A life-saving dog that has attended nearly 50 call-outs as a member of Keswick mountain rescue team and the Lake District Mountain Rescue Search Dogs has retired from duty.
Bracken, a dark brown fluffy tri-coloured collie with a striking white blaze up his face, has enjoyed a near 12-year career working on the fells with his handler Elly Whiteford.
One of his most memorable rescues happened when he found an elderly diabetic man who had been missing for two cold winter nights in west Cumbria
The police, Cockermouth mountain rescue team and local people had all attempted to find the man and despite their best efforts , the gentleman had not been found and the search dogs were called in to assist.
“We were searching fields separated by deep tidal ditches and scrub,” said Elly.
“It was mid to late afternoon and we had been searching for over five hours and when heading to investigate a sighting of a black hat, that some locals had told me about, Bracken found the gentleman in an area of rough ground in a field that had already been searched earlier that day.
“Bracken was out of sight so I couldn’t see the gentleman until Bracken barked and I saw the flash of his orange jacket and ran towards him.
“I could see a figure lying on the ground along the bottom of the fence and under some vegetation.
“As I approached, he moved and raised his arm.
“He was amazingly alive though severely hypothermic and was flown to hospital in the air ambulance.
“It is hard to describe the emotions when your dog finds a missing person.
“It doesn’t feel quite real at the time and the adrenaline is rushing as you assess the casualty whilst getting on the radio to get information out about location and condition for assistance, then treating the casualty the best you can until more people and equipment arrive along with the medics.
“After the casualty had been evacuated, there was Bracken sitting, temporarily forgotten, in amongst the contents of my rucksack that was dispersed in a hurry to find thermal blankets and a shelter to protect the casualty.
“He then had a play and a fuss and lots of people telling him what a good boy he was. I was very proud of him for a job well done and that all his training had finally paid off.”
Bracken was Elly’s third trainee search dog and she said that he responded well to encouragement and reward and was eager to please.
She had not initially planned to train him for search work but Meg, her current search dog, had at the time developed a recurring leg injury and Bracken had already taken to short exercises she had tasked him with such as running to find hidden articles, picking them up quickly and then indicating.
Bracken and Elly were graded as a fully trained search team in July 2014 following a gruelling final assessment which took them to the summit ridges of the Coniston fells working for nearly five hours though bog, steep scree, crags, boulder fields, steep grass and bracken.
In 2015 the pair travelled to Killarney in southern Ireland with several other search dogs from the Lakes to attend the International Congress of Alpine Rescue (ICAR) where mountain rescue representatives from all over the world gather to discuss advances in technology, medical treatment, avalanche and wilderness rescue and produce guidelines of best practice that can be used in all countries.

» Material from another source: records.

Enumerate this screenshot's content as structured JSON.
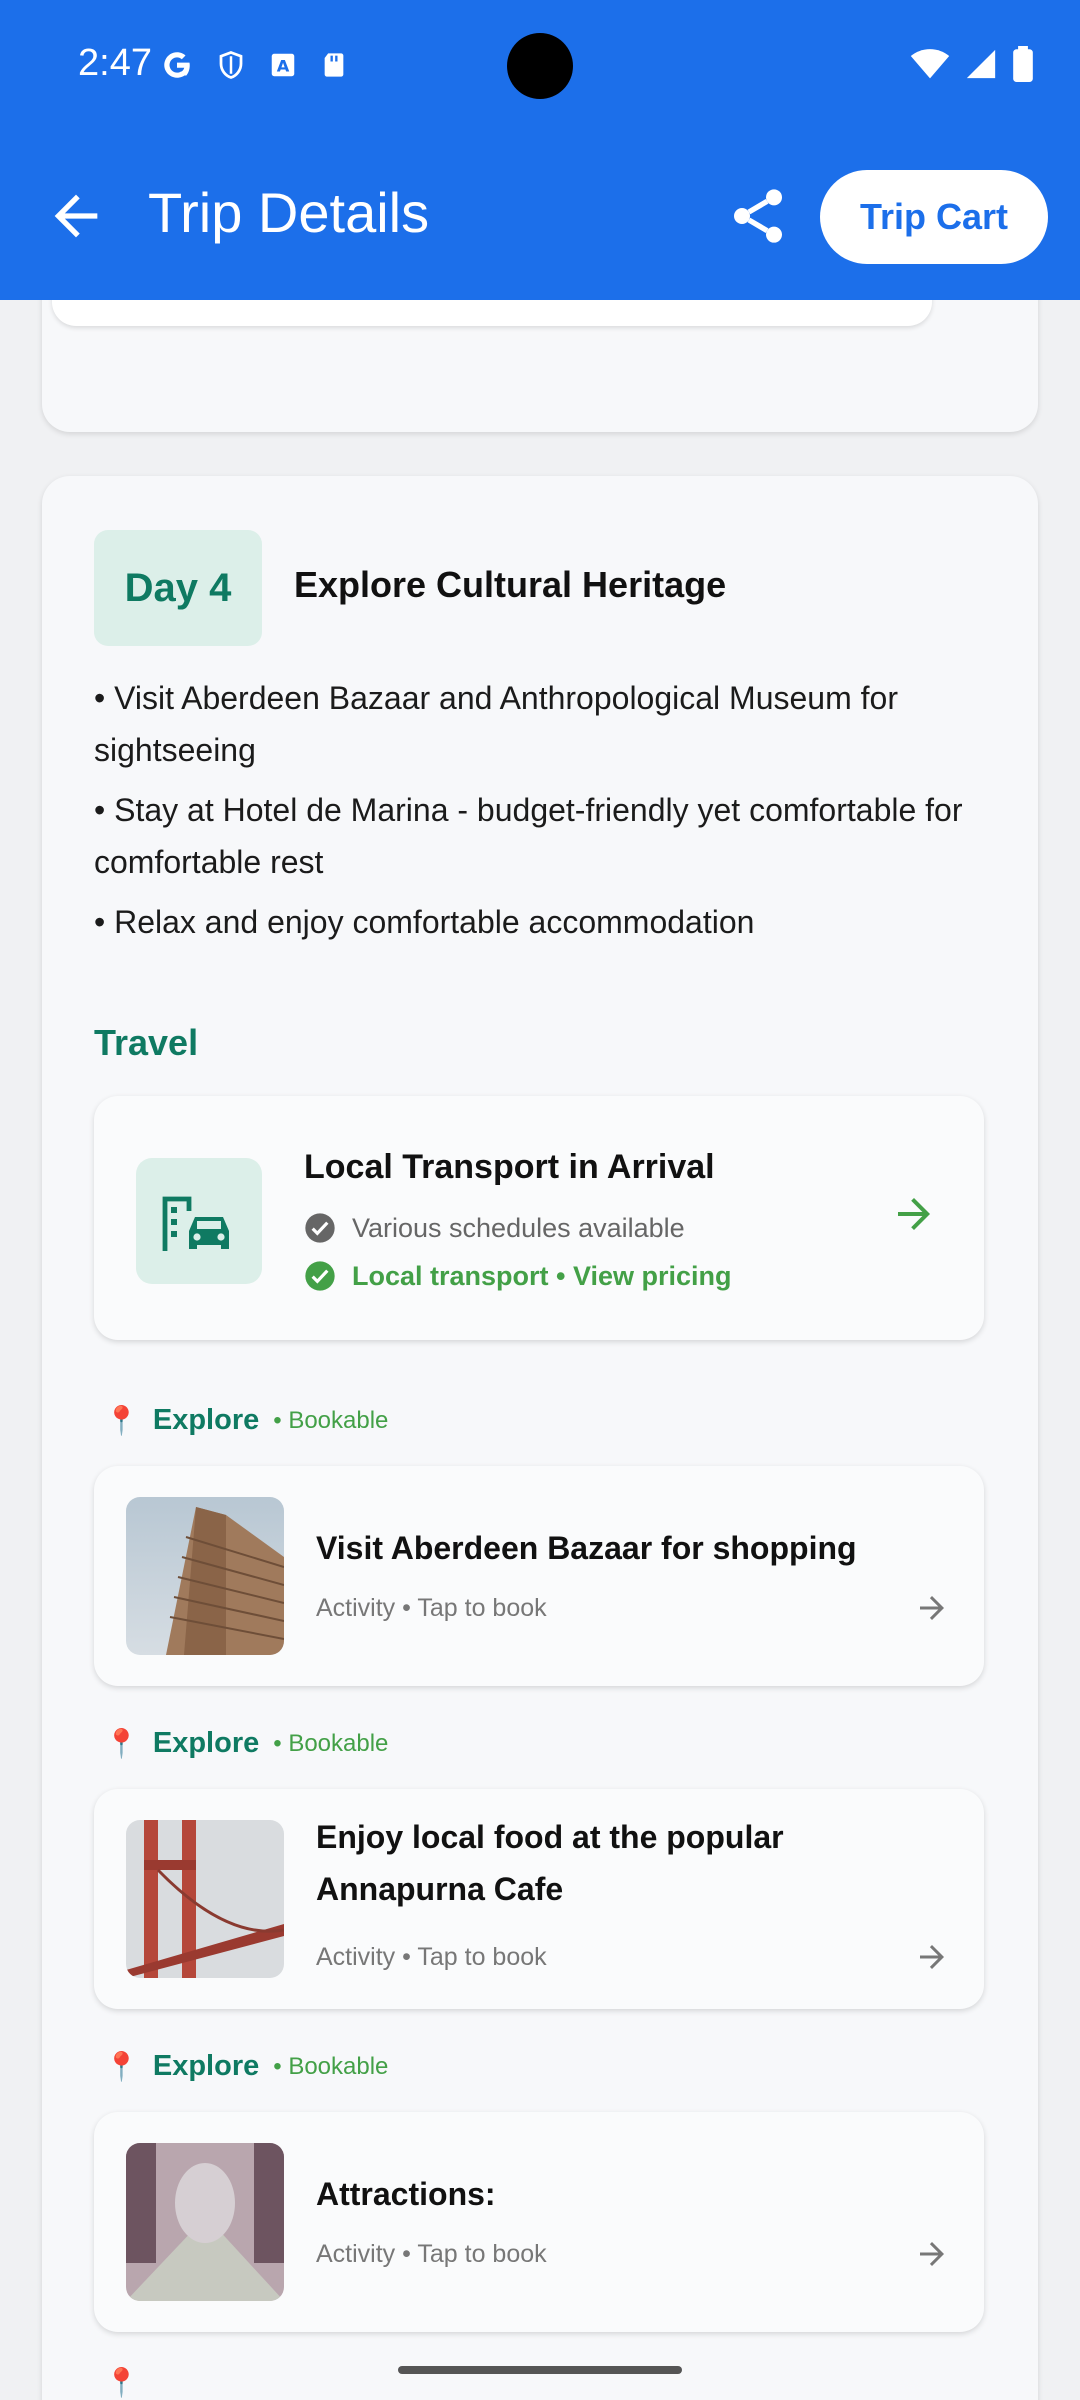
{
  "status": {
    "time": "2:47"
  },
  "appbar": {
    "title": "Trip Details",
    "cart_label": "Trip Cart"
  },
  "day": {
    "badge": "Day 4",
    "title": "Explore Cultural Heritage",
    "bullets": [
      "• Visit Aberdeen Bazaar and Anthropological Museum for sightseeing",
      "• Stay at Hotel de Marina - budget-friendly yet comfortable for comfortable rest",
      "• Relax and enjoy comfortable accommodation"
    ],
    "travel_heading": "Travel"
  },
  "transport": {
    "title": "Local Transport in Arrival",
    "schedule": "Various schedules available",
    "pricing": "Local transport • View pricing"
  },
  "explore_labels": {
    "explore": "Explore",
    "bookable": "• Bookable"
  },
  "activities": [
    {
      "title": "Visit Aberdeen Bazaar for shopping",
      "subtitle": "Activity • Tap to book"
    },
    {
      "title": "Enjoy local food at the popular Annapurna Cafe",
      "subtitle": "Activity • Tap to book"
    },
    {
      "title": "Attractions:",
      "subtitle": "Activity • Tap to book"
    }
  ],
  "colors": {
    "primary": "#1c6fea",
    "teal": "#0f7a62",
    "green": "#43a047"
  },
  "icons": [
    "back-arrow-icon",
    "share-icon",
    "transport-icon",
    "check-icon",
    "arrow-right-icon",
    "pin-icon"
  ]
}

They worked with the Irish Search Dogs and met dog handlers from many countries to discuss training and learn from each other.
They set up demonstrations to show how dogs searched the ground and indicated back to the handler when they had found a casualty. Elly and Bracken were also filmed as part of the conference and appeared on Irish television.
In spring 2016 Bracken suffered a serious injury when his foreleg went down a hole while he was running and he suffered ligament and bone damage to his wrist.
This resulted in the joint being fused and Elly thought that was going to be the end of his career as a search dog.
“His leg healed well and he coped amazingly, so following discussions with the vets I decided to see how he coped on the fells,” said Elly.
It was during his second search on his return to work that he found the elderly diabetic man in West Cumbria.
“He has been a pleasure to work and be on the hill with, typically,” said Elly. “He is my best friend and companion and through COVID he has been my anchor and got me though the low points with his constant affection and companionship, playfulness and happy disposition.
“I cannot fail to smile at his beautiful fluffy face and the expressions and looks he gives me and can’t believe how fast time has gone.
“He now deserves his rest and to stay in the warm when the pager goes off, though I know he would always rather be out with me.”